Today is Friday, March 27, 2015.
As I understand it, there is a federal law signed by Bill Clinton called the Religious Freedom Restoration Act that allegedly makes sure there is no religious discrimination within the federal government and its agencies. The Supreme Court ruled that the law only applies to the federal government, and as a result, since 1997, there have been 19 states that have passed these RFRAs. However, what is happening at the state level is a cynical attempt to remove discrimination protections for LGBT in the face of the expected Supreme Court ruling coming in June regarding marriage equality.
The most recent state to pass such a law is Indiana. Governor Pence signed the law earlier this week. Others are moving through state legislatures in Utah, Arkansas and Georgia. The problem with these current laws is that they are specifically targeting the LGBT communities. The Indiana law makes it clear a merchant may refuse service to a gay person simply out of ‘religious conscience’. That was never the intent of the federal law, nor was it the intent in a number of the earlier state laws. As the anti-gay religious communities realize they are losing this battle in the courts, their anti-gay organizations are hemorrhaging money and losing credibility, and marriage equality seems certain to become the law of the land, they are seeking legislative assurances that they will not have to treat or deal with gay people if it violates their ‘religious conscience.’
In other words, they are seeking legislative rights to discriminate, but they are wrapping their discrimination in religion and tying it with the bow of bigotry. It is one thing to refuse service to someone for specific unsocial behavior–intoxicated, high, inappropriately dressed for the type of business, being accompanied by a pet, or any other singular reason for one specific person. However, to allow a merchant to refuse service to an entire group of people based on their identity and social status seems to me a blatant violation of the 14th Amendment.
I realize this is a slippery slope argument, but what if a Christian refused service to a Muslim? Or what if a gay merchant refused service to a Christian, or say, a Republican, by using the argument that it violates his/her conscience and belief system? I doubt the religious communities and social conservatives would accept that as legal. Yet, these new state laws are loosely written enough to allow such scenarios. In the end, this will turn into a litigation nightmare and an economic boon for lawyers. And given precedents over the years, there is no doubt the Courts will rule such laws are unconstitutional.
We know, though, that someone in Indiana, for example, will push a merchant not to serve him/her because of their sexual identity, then sue them and the state for redress. It will take a couple years to go through the system, but the ACLU, Lamda Legal, and the HRC will certainly take these cases all the way to the Supreme Court if necessary.

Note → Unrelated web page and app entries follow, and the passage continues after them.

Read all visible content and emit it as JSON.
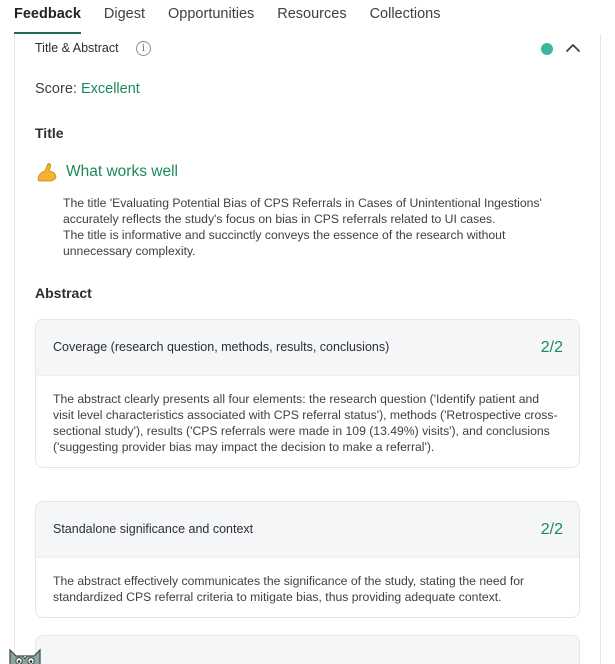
{
  "tabs": [
    {
      "label": "Feedback",
      "active": true
    },
    {
      "label": "Digest"
    },
    {
      "label": "Opportunities"
    },
    {
      "label": "Resources"
    },
    {
      "label": "Collections"
    }
  ],
  "panel": {
    "title": "Title & Abstract",
    "info_icon": "i",
    "status_color": "#3db79b"
  },
  "score": {
    "label": "Score:",
    "value": "Excellent"
  },
  "title_section": {
    "heading": "Title",
    "works_well": {
      "icon": "flexed-biceps-icon",
      "heading": "What works well",
      "lines": [
        "The title 'Evaluating Potential Bias of CPS Referrals in Cases of Unintentional Ingestions' accurately reflects the study's focus on bias in CPS referrals related to UI cases.",
        "The title is informative and succinctly conveys the essence of the research without unnecessary complexity."
      ]
    }
  },
  "abstract_section": {
    "heading": "Abstract",
    "cards": [
      {
        "title": "Coverage (research question, methods, results, conclusions)",
        "score": "2/2",
        "body": "The abstract clearly presents all four elements: the research question ('Identify patient and visit level characteristics associated with CPS referral status'), methods ('Retrospective cross-sectional study'), results ('CPS referrals were made in 109 (13.49%) visits'), and conclusions ('suggesting provider bias may impact the decision to make a referral')."
      },
      {
        "title": "Standalone significance and context",
        "score": "2/2",
        "body": "The abstract effectively communicates the significance of the study, stating the need for standardized CPS referral criteria to mitigate bias, thus providing adequate context."
      }
    ]
  },
  "colors": {
    "accent": "#1b8a5a",
    "tab_underline": "#1b6b4f"
  }
}
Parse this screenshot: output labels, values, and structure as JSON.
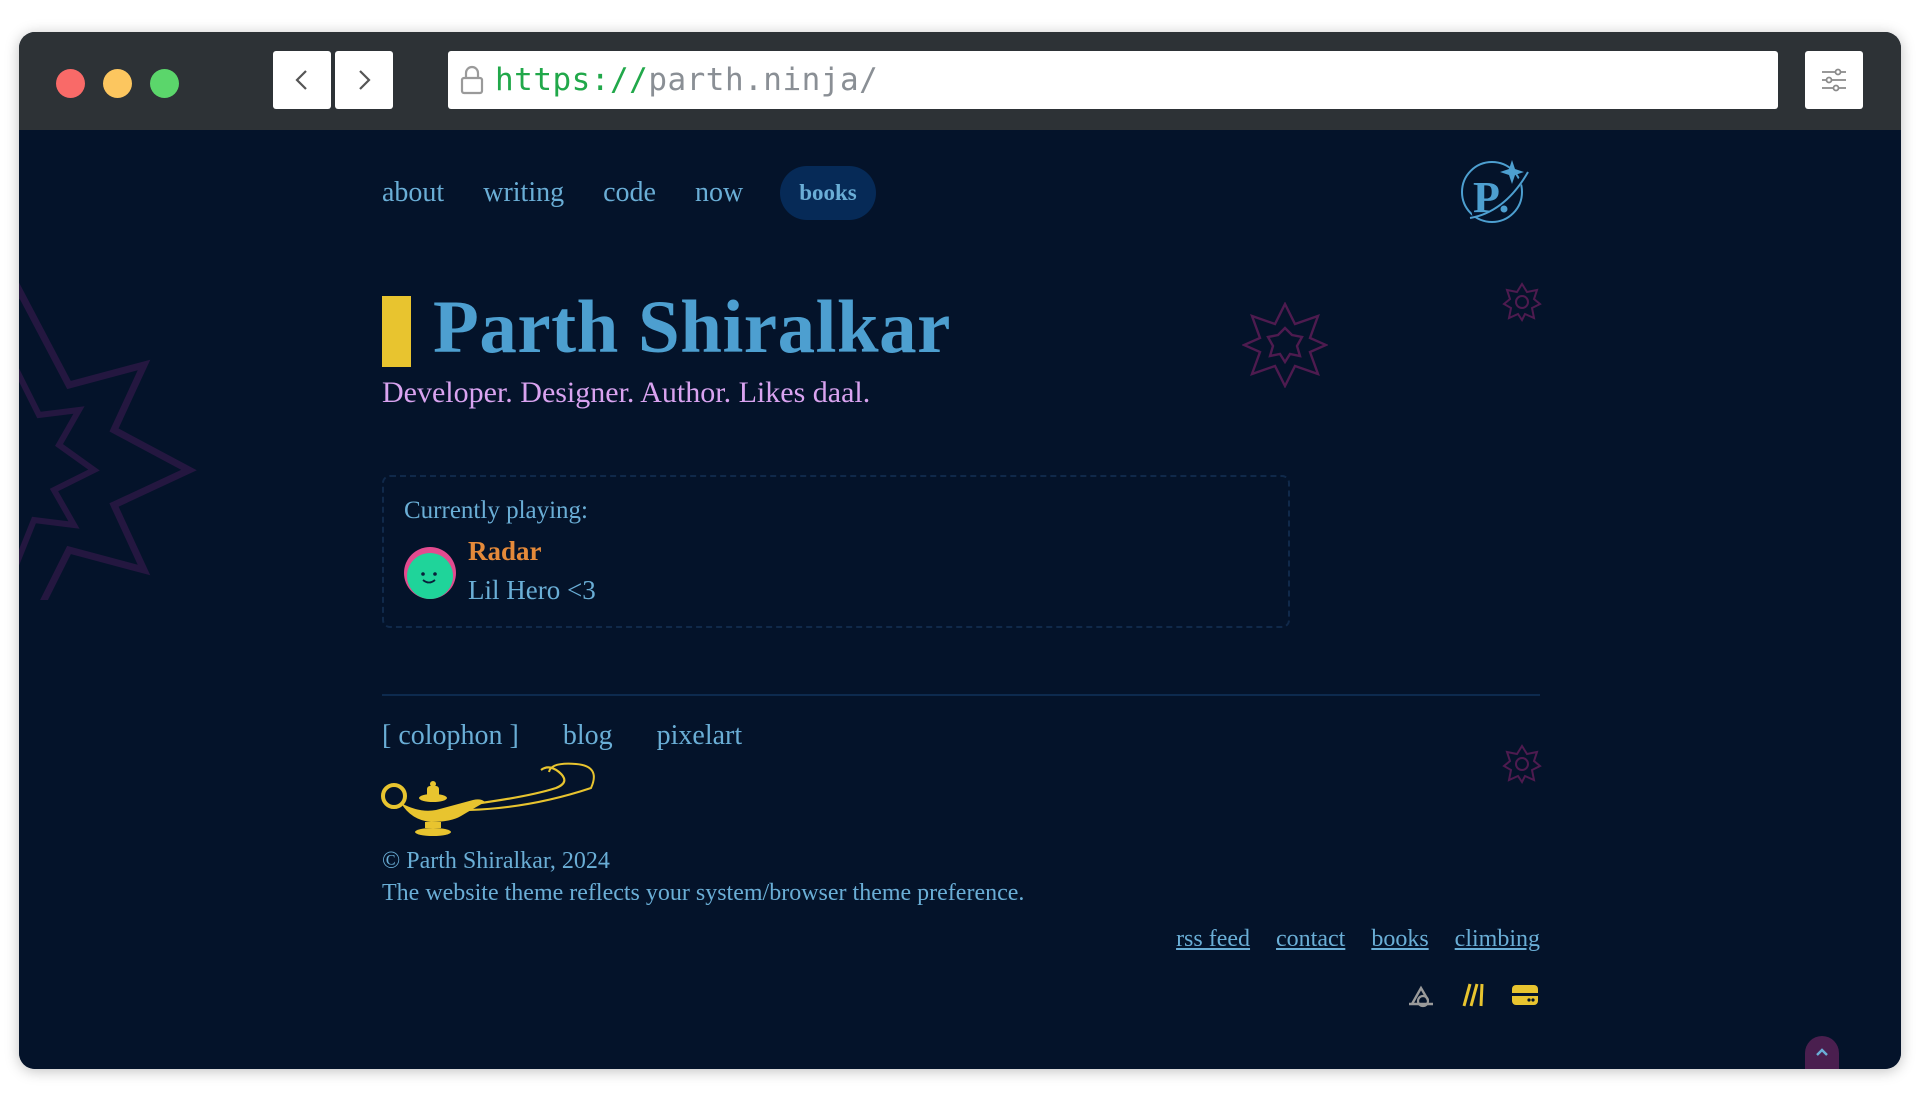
{
  "browser": {
    "url_protocol": "https://",
    "url_host": "parth.ninja/"
  },
  "nav": {
    "items": [
      {
        "label": "about"
      },
      {
        "label": "writing"
      },
      {
        "label": "code"
      },
      {
        "label": "now"
      },
      {
        "label": "books"
      }
    ],
    "active": "books"
  },
  "hero": {
    "title": "Parth Shiralkar",
    "tagline": "Developer. Designer. Author. Likes daal."
  },
  "now_playing": {
    "label": "Currently playing:",
    "track": "Radar",
    "artist": "Lil Hero <3"
  },
  "footer": {
    "links": [
      {
        "label": "[ colophon ]"
      },
      {
        "label": "blog"
      },
      {
        "label": "pixelart"
      }
    ],
    "copyright": "© Parth Shiralkar, 2024",
    "theme_note": "The website theme reflects your system/browser theme preference.",
    "bottom_links": [
      {
        "label": "rss feed"
      },
      {
        "label": "contact"
      },
      {
        "label": "books"
      },
      {
        "label": "climbing"
      }
    ],
    "icons": [
      "triangle-icon",
      "stripes-icon",
      "card-icon"
    ]
  },
  "colors": {
    "background": "#04132a",
    "accent_yellow": "#e8c42f",
    "title_blue": "#4d9fd0",
    "tagline_pink": "#d9a3f0",
    "track_orange": "#e58a3a",
    "link_blue": "#6aaed6"
  }
}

So what is in it for Indiana and the other states who are now passing these so-called ‘religious protection’ laws? Since Governor Pence signed the law into effect this week, there have been calls for boycotting the state and petitions circulating to remove major sporting events, conferences and conventions from venues in Indiana. Salesforce, a multiple billion dollar cloud computing company, has canceled all employee work-related trips to Indiana and has begun limiting investments in the state. The CEO of Salesforce has also warned other corporate CEOs that they need to scrutinize the situation in order to protect their employees and Indiana clients from discrimination. In addition, there are now calls for removing the regional college football championships from Indianapolis and the NCAA has issued a statement saying they are concerned about their players and fans who could face potential discrimination. GenCon, the largest comic convention in the country has a contract with Indiana to hold their event there, but has now stated they will re-evaluate their relationship with the state.
From my perspective, there is not much in it for any state to pass such a law that specifically targets the LGBT community for discrimination by packaging the law in ‘religious conscience’. UPDATE: Utah just now passed a similar RFRA as I am writing this blog. I suppose it is par for the course. You can’t force people to like or support you, but you can challenge bigotry and discrimination where you see it. I suppose it is now my civic responsibility to cross these states off my ‘to visit’ list. And should I ever have to drive through them, I will certainly not spend any money there or as little as I have to.